I don't really know what you're on about with the "more interest" thing...that's not how stimulants work on the ADD brain. Stimulants kick up brain activity in general, which kicks up the areas in the prefrontal cortex that are underactive for us, areas that assist in impulse control and executive function.

No. Caffeine kicks up brain activity in general. Amphetamines make you focused and more interested in whatever you're doing. Why do you give me chemistry lessons, don't you have the ability to read my profile?


A) It's not a matter of who cares more, but a matter of who's informed. I think it's quite possible that people here may be more informed about this stuff than the OP's parents. A lot of parents, and a lot of people in general, don't really get how medication works and the fact that if the patient isn't happy with the effects, they ultimately aren't good.

She's a minor. Turning a minor against her parents is bad weather you're wrong or right. If you think the parents are wrong, talk to them instead ok? And when I see pecheminionne saying her mother is wrong I get a chill down my spine because out of the 100s of posts I read from her, only few were actually right so she's like, the last person on Earth to say someone is wrong with such unjustified certainty.

Also, to the OP...40 mg may be too much for you. I'm on 30, myself, and I wouldn't want to go any higher. Or, perhaps, you simply need to try a different med.

Ok doctor.

Massari
11-24-11, 02:49 AM
You want my real opinion? I think she doesn't need any medication because she's better off without it. I think she doesn't have ADHD at all but hey, guess what: I'm not a doctor and what I believe doesn't matter right?
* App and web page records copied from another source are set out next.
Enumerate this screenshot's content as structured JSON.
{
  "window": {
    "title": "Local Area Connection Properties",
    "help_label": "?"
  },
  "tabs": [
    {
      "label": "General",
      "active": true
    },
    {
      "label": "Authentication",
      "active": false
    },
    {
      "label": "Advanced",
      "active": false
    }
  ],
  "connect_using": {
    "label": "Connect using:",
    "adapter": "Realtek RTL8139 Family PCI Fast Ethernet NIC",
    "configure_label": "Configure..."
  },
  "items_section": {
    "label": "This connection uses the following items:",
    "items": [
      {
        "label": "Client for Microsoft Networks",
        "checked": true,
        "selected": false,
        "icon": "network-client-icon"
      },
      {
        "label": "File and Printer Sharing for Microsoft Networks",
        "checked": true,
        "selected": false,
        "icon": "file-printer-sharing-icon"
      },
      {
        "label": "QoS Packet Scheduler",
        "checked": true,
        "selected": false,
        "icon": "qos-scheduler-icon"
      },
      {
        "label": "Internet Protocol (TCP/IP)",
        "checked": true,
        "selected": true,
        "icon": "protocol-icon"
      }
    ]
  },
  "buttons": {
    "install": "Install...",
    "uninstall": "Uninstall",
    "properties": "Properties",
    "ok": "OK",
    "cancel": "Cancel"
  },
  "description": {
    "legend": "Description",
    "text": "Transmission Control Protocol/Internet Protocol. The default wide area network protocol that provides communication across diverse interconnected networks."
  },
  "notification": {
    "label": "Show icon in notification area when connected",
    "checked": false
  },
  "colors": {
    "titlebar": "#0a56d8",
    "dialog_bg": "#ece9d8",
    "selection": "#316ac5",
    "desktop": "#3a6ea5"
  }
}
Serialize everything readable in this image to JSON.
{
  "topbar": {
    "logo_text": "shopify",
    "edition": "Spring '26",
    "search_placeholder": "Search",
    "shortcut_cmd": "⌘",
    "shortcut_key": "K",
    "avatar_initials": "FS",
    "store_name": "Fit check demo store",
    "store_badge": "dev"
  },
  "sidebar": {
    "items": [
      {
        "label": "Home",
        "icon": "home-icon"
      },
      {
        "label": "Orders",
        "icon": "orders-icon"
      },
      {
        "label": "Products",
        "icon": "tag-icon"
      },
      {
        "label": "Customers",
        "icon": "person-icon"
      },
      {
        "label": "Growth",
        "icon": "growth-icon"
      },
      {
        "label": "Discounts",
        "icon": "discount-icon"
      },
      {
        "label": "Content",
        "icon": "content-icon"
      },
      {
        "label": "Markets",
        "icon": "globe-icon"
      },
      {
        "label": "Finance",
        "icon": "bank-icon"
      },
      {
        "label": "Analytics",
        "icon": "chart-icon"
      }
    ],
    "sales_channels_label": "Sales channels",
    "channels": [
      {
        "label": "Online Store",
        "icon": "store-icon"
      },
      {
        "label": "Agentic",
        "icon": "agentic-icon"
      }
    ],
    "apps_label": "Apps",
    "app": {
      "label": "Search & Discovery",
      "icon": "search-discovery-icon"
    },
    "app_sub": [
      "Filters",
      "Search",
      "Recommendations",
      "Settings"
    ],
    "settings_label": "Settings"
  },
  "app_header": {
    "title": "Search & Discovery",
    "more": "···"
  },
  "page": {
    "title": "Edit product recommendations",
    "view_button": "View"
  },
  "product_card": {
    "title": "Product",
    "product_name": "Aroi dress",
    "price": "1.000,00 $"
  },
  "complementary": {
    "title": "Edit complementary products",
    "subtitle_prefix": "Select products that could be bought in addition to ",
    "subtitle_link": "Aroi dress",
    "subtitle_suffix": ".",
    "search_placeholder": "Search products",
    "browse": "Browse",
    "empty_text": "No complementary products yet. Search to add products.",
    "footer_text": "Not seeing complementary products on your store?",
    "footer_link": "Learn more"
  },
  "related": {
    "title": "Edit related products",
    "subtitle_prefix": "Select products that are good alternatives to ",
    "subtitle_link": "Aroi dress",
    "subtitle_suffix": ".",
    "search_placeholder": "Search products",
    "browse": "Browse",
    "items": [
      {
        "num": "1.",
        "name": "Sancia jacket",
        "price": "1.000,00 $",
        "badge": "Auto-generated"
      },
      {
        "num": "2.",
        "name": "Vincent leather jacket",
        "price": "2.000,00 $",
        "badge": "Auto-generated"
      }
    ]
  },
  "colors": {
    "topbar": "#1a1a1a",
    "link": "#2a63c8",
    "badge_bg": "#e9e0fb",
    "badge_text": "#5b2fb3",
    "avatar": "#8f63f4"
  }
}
Who are any of us, to go against the advice of a doctor AND her parents?

KronarTheBlack
11-24-11, 05:54 AM
To the OP. DO what your parents tell you because they know better than anyone else and even if they don`t, they want your good. Also, Vyvanse is already a crappy drug, so if you apply negative placebo to it it will be even crappier. Try to take your medication and think about something else. If you think about how crappy it is, you`ll feel crappy I guarantee you. Vyvanse is an amphetamine (simply put) so whatever you do, you`ll do it with more interest. If you have fun, you`ll have fun with more interest, if you study you`ll study with more interest but if you get mad, you`ll get mad with more interest as well.

Parents are usually the stupidest Mutherfokkers when it comes to doing what's best for their children with ADHD. They do not have a clue and they usually just live in denial.

and Massari Vyvanse is just a terrible drug for you. It is a good drug for lots of people including myself.

If you feel that your parents are wrong in the way THEY want to treat YOUR ADHD then you have to do something about it. Write them an letter if its easier than talking to them about it. Bottom line is its YOUR brain so do some research and convince your parents to do what you want in a nice way.

KronarTheBlack
11-24-11, 05:55 AM
You want my real opinion? I think she doesn't need any medication because she's better off without it. I think she doesn't have ADHD at all but hey, guess what: I'm not a doctor and what I believe doesn't matter right?

Who are any of us, to go against the advice of a doctor AND her parents?

I actually agree with you that in my opinion the OP does not have ADHD because of the effects the meds are having on her and what she said about not needing the meds anyways.